# WHAT TO PRODUCE:
How many lines of the material below contain the string "JSON"? Answer with the number and nothing else.

=== PROVIDED RECORDS ===

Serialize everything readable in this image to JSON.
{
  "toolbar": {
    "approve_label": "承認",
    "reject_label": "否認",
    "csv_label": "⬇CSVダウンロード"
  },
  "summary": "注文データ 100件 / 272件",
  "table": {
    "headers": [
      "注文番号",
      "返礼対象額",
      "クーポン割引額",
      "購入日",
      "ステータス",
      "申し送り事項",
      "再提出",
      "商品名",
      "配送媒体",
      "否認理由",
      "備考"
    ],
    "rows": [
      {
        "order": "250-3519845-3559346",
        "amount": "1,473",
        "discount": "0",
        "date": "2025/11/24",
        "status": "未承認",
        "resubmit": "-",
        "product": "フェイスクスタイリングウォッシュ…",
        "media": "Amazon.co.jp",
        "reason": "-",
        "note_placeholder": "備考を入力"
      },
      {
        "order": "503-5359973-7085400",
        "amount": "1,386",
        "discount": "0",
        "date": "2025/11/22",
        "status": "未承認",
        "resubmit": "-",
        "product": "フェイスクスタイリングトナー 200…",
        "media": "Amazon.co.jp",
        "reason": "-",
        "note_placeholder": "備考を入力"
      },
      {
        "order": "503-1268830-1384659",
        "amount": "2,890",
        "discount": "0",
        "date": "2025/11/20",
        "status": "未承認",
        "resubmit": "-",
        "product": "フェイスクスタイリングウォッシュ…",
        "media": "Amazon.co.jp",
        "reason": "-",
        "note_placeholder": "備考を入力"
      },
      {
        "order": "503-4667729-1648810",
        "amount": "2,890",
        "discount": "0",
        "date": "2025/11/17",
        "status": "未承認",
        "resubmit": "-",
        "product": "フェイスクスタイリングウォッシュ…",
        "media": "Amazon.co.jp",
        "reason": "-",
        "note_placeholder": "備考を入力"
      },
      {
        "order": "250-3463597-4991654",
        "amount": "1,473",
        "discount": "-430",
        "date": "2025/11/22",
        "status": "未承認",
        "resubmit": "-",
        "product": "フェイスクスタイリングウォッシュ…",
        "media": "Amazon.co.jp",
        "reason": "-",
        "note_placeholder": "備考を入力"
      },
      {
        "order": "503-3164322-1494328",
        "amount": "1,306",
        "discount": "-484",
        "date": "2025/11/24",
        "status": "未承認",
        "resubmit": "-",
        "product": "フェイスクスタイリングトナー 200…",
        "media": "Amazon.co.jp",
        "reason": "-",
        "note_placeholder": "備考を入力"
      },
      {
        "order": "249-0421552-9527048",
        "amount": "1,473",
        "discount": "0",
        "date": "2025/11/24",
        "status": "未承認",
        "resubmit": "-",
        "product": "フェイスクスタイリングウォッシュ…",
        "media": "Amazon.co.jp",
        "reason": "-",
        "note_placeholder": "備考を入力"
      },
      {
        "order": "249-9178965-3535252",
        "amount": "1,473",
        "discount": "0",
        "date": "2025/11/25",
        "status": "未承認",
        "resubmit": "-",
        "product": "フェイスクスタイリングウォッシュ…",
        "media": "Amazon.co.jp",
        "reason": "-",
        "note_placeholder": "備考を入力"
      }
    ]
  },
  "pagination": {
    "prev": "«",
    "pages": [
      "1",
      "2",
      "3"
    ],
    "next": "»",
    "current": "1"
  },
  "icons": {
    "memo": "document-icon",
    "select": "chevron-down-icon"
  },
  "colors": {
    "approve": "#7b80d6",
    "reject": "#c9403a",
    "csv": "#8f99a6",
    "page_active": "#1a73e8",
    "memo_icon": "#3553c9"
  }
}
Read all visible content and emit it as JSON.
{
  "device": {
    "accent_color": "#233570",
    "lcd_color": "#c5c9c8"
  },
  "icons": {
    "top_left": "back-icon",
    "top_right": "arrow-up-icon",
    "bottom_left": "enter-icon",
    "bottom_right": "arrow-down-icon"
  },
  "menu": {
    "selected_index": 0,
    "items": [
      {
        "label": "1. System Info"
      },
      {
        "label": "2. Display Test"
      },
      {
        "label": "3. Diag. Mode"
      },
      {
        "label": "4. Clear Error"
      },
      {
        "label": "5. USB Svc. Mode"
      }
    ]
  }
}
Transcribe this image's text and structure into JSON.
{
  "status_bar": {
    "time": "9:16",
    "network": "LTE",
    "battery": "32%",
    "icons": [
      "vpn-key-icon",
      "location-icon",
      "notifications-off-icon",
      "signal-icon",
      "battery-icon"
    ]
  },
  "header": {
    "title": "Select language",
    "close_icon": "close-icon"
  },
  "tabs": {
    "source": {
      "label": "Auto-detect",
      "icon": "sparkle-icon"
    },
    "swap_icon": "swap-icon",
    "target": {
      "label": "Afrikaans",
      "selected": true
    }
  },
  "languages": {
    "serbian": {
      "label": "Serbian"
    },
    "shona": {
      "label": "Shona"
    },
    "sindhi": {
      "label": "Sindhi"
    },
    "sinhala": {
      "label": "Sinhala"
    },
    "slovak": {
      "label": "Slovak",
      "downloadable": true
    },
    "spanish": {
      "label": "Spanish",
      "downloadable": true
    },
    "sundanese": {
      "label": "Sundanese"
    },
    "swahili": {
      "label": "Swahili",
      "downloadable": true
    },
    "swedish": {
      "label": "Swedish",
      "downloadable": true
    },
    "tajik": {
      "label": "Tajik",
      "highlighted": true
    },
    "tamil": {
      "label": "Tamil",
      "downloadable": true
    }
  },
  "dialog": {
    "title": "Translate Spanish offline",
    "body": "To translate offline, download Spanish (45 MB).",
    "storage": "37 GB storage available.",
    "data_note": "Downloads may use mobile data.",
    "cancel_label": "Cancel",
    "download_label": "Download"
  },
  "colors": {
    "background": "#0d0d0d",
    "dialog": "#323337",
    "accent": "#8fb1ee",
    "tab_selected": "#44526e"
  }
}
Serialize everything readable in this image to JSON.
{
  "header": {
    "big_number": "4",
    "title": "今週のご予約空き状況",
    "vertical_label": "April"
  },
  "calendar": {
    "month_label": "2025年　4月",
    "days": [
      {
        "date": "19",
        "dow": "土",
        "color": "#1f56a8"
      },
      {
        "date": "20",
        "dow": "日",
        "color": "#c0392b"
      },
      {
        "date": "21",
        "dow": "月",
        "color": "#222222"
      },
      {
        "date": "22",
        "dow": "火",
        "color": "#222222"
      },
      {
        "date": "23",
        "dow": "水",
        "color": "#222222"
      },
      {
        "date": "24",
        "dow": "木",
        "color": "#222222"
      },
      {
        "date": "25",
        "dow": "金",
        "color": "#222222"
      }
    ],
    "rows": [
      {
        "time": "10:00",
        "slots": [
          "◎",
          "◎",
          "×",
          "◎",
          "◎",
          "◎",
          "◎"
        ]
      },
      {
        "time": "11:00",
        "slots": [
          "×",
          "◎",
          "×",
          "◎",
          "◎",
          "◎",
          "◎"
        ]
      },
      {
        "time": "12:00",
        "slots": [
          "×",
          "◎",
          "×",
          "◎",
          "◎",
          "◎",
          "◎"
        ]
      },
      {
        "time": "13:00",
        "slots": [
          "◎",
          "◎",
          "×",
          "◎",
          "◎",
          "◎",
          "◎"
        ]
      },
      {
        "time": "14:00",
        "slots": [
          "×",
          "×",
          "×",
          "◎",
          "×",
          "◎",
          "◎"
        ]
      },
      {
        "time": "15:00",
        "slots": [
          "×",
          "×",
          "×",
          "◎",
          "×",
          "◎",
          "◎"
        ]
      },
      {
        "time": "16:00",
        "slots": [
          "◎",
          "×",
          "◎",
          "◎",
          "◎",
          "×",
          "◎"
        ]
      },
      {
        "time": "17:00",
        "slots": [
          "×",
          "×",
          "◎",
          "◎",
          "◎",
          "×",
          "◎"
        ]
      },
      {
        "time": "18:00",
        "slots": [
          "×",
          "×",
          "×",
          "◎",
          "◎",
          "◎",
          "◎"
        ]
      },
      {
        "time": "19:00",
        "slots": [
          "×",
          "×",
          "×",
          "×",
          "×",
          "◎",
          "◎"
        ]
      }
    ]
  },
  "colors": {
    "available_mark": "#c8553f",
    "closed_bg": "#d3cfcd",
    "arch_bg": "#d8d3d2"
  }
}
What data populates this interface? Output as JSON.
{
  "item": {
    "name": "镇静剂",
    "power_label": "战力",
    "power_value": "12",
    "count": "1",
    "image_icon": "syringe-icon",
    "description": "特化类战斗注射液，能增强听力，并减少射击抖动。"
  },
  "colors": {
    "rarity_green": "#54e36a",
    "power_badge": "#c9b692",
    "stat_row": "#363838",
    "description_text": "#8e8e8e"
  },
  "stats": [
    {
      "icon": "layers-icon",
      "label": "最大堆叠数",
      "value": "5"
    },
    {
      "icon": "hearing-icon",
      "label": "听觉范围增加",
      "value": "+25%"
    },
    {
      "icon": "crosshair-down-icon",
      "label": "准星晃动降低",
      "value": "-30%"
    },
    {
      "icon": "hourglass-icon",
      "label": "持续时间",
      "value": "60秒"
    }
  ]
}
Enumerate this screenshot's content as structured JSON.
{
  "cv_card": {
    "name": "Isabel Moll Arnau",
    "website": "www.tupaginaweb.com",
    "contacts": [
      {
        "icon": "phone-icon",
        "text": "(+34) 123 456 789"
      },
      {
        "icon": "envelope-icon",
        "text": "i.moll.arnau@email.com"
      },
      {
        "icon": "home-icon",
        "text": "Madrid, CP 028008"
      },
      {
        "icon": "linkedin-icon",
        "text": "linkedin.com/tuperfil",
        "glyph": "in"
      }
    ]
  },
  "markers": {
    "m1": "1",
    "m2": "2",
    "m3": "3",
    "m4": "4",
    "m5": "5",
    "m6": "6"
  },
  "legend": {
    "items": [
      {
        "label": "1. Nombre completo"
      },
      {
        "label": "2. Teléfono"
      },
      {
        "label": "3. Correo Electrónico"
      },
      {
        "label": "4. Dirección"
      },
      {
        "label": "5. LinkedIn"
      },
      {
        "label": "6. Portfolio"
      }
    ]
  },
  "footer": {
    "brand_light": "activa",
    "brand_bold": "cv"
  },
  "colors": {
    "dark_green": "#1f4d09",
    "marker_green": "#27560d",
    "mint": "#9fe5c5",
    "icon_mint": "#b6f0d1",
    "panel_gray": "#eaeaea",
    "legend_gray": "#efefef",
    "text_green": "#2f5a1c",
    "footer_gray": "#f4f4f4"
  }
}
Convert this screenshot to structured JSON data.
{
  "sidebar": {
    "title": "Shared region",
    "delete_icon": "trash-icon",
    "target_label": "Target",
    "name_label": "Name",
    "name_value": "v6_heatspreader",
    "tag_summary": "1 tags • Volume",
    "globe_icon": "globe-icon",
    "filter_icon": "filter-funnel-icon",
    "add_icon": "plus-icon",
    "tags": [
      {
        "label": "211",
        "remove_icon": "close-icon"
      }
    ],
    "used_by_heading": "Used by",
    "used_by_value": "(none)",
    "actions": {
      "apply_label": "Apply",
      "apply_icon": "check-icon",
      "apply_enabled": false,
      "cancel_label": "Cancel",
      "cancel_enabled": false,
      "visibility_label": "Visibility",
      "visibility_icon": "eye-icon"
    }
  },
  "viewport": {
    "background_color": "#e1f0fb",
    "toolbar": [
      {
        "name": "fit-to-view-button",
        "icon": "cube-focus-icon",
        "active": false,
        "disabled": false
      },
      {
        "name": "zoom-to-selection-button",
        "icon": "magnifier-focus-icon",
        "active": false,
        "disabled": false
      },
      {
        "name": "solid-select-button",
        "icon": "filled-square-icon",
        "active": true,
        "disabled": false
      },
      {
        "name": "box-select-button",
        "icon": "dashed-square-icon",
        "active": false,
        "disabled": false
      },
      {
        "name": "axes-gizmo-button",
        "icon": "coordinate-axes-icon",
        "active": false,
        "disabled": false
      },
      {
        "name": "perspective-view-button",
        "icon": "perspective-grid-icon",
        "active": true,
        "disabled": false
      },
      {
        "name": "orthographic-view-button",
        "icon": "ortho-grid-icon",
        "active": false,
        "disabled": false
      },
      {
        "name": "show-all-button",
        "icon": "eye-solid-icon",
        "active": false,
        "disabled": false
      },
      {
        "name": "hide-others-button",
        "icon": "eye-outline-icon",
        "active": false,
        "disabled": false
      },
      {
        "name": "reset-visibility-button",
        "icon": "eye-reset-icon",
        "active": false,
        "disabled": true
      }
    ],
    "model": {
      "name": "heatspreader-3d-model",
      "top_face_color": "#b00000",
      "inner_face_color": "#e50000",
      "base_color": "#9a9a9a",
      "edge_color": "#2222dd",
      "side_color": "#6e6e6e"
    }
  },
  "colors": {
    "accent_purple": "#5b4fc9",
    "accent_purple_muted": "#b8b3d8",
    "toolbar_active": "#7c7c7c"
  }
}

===

# RESULT OF THE TASK:
7